The Color of Rain

It has been a very wet summer. Looking out my study window, I've seen a lot of rain. Light rain and heavy rain and various rains in between. In poetry, I have always been attracted to description, but also suspicious of it, knowing the limits of language. In my own poems and it the work of others I have noticed that description that doesn't go beyond itself -- that doesn't at least suggest metaphorical implications -- usually falls flat. So, picking up Geoffrey Hill's new book, Without Title, the other day during a particularly heavy downpour, I was struck by these lines, from the opening of the poem "Broken Hierarchies" --

When to depict rain -- heavy rain -- it stands in dense verticals diagonally lashed, chalk-white yet with the chalk transparent . . . The first five stanzas (three lines each) describe the rainstorm, then, after an elipsis standing alone as a stanza, the poem concludes with four more stanzas (also three lines each) that begin with the line "like Appalachian music," the poem turning on a simile toward its wider meaning, a vast geographical opening out of local description into a consideration of the place of humans along the "alien shore" of the natural world. It begins, though, with that remarkably observed description of the chalk-white rain. More heavy rain falling straight down now as I complete this note.


Author: jd

Joseph Duemer is Professor of Literature Emeritus at Clarkson University in northern New York state. His most recent book of poems is Magical Thinking from Ohio State University Press. Since the mid-1990s he has spent a good deal of time in Vietnam, mostly Hanoi.

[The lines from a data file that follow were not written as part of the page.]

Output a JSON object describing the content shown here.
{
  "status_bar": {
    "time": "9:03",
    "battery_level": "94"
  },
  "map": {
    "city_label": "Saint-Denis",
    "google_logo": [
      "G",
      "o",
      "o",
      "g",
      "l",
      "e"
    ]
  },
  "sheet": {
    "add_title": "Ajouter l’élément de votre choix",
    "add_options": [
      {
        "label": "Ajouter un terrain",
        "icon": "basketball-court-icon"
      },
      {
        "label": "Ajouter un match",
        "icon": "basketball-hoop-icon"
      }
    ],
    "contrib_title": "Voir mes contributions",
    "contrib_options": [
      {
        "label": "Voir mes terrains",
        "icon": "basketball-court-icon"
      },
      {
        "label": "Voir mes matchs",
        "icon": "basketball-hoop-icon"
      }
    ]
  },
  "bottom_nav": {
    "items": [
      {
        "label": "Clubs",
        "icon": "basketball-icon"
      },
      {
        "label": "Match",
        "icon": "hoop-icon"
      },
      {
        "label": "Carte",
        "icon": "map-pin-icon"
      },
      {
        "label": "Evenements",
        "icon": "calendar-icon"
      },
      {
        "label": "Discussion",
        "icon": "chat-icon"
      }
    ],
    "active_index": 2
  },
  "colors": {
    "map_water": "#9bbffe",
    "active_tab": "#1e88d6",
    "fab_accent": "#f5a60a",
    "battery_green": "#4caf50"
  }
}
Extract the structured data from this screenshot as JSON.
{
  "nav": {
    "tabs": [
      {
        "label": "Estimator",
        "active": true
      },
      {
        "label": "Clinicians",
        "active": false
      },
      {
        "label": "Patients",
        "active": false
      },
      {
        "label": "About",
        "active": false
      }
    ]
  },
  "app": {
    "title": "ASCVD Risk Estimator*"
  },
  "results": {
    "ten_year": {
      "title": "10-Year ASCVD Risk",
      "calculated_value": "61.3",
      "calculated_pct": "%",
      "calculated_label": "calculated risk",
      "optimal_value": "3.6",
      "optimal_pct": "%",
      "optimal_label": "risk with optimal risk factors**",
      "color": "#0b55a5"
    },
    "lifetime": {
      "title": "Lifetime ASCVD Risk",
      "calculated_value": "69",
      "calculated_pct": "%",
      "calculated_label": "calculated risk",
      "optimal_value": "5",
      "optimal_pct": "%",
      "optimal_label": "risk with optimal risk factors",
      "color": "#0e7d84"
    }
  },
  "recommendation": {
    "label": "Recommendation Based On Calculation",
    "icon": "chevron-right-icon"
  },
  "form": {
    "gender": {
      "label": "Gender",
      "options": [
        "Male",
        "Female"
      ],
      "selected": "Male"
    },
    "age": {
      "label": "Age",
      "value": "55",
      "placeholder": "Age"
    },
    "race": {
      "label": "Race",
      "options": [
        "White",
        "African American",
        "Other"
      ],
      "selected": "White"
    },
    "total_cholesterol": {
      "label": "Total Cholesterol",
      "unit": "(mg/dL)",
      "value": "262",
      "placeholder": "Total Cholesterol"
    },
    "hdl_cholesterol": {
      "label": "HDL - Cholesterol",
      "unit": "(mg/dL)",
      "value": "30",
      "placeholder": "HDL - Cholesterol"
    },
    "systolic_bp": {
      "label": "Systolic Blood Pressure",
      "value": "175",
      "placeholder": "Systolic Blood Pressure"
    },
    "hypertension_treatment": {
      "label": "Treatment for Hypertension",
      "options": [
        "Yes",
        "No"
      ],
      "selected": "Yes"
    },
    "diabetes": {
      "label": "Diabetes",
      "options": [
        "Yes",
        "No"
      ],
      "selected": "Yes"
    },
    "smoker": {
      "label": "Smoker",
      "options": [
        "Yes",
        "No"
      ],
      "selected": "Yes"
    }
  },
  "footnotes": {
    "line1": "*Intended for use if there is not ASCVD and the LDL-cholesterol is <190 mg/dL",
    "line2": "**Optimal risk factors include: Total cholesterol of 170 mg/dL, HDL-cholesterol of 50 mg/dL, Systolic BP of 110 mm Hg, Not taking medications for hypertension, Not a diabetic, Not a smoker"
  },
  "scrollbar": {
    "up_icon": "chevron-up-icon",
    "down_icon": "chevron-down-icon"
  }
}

He lives with his wife Carole & five terriers (four Jack Russells & one Patterdale) on the stony bank of the Raquette River in South Colton.